TRY IT –
Go through the data below and work out how many lines contain "Load"; the answer is the number alone.

Component data from apps and pages –
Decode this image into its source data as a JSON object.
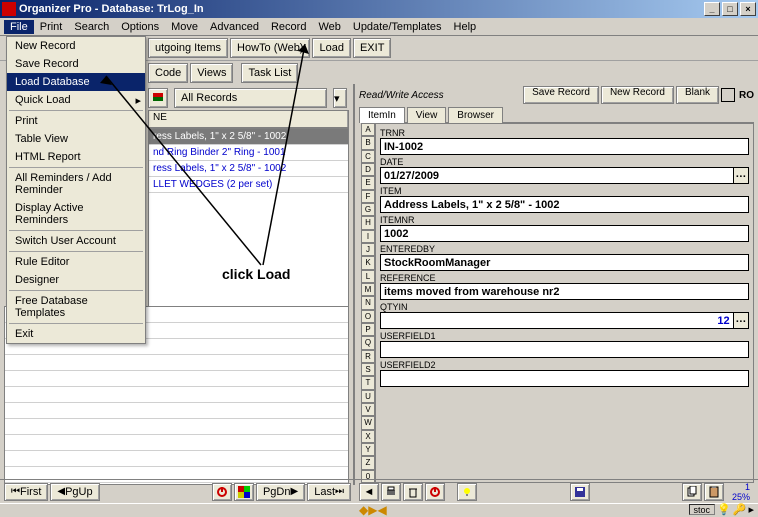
{
  "window": {
    "title": "Organizer Pro - Database: TrLog_In"
  },
  "menubar": [
    "File",
    "Print",
    "Search",
    "Options",
    "Move",
    "Advanced",
    "Record",
    "Web",
    "Update/Templates",
    "Help"
  ],
  "toolbar1": {
    "outgoing": "utgoing Items",
    "howto": "HowTo (Web)",
    "load": "Load",
    "exit": "EXIT"
  },
  "toolbar2": {
    "code": "Code",
    "views": "Views",
    "tasklist": "Task List",
    "allrecords": "All Records"
  },
  "file_menu": {
    "new_record": "New Record",
    "save_record": "Save Record",
    "load_database": "Load Database",
    "quick_load": "Quick Load",
    "print": "Print",
    "table_view": "Table View",
    "html_report": "HTML Report",
    "all_reminders": "All Reminders / Add Reminder",
    "display_reminders": "Display Active Reminders",
    "switch_user": "Switch User Account",
    "rule_editor": "Rule Editor",
    "designer": "Designer",
    "free_templates": "Free Database Templates",
    "exit": "Exit"
  },
  "grid": {
    "header_col1": "NE",
    "rows": [
      {
        "text": "ress Labels, 1\" x 2 5/8\" - 1002",
        "sel": true
      },
      {
        "text": "nd Ring Binder 2\" Ring - 1001",
        "blue": true
      },
      {
        "text": "ress Labels, 1\" x 2 5/8\" - 1002",
        "blue": true
      },
      {
        "text": "LLET WEDGES (2 per set)",
        "blue": true
      }
    ]
  },
  "annotation": {
    "text": "click Load"
  },
  "right": {
    "rw_label": "Read/Write Access",
    "save": "Save Record",
    "new": "New Record",
    "blank": "Blank",
    "ro": "RO",
    "tabs": [
      "ItemIn",
      "View",
      "Browser"
    ],
    "letters": [
      "A",
      "B",
      "C",
      "D",
      "E",
      "F",
      "G",
      "H",
      "I",
      "J",
      "K",
      "L",
      "M",
      "N",
      "O",
      "P",
      "Q",
      "R",
      "S",
      "T",
      "U",
      "V",
      "W",
      "X",
      "Y",
      "Z",
      "0"
    ],
    "fields": {
      "trnr_label": "TRNR",
      "trnr": "IN-1002",
      "date_label": "DATE",
      "date": "01/27/2009",
      "item_label": "ITEM",
      "item": "Address Labels, 1\" x 2 5/8\" - 1002",
      "itemnr_label": "ITEMNR",
      "itemnr": "1002",
      "enteredby_label": "ENTEREDBY",
      "enteredby": "StockRoomManager",
      "reference_label": "REFERENCE",
      "reference": "items moved from warehouse nr2",
      "qtyin_label": "QTYIN",
      "qtyin": "12",
      "uf1_label": "USERFIELD1",
      "uf1": "",
      "uf2_label": "USERFIELD2",
      "uf2": ""
    }
  },
  "nav": {
    "first": "First",
    "pgup": "PgUp",
    "pgdn": "PgDn",
    "last": "Last"
  },
  "status": {
    "stoc": "stoc",
    "pct": "25%",
    "one": "1"
  }
}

RESPONSE TO THE TASK –
4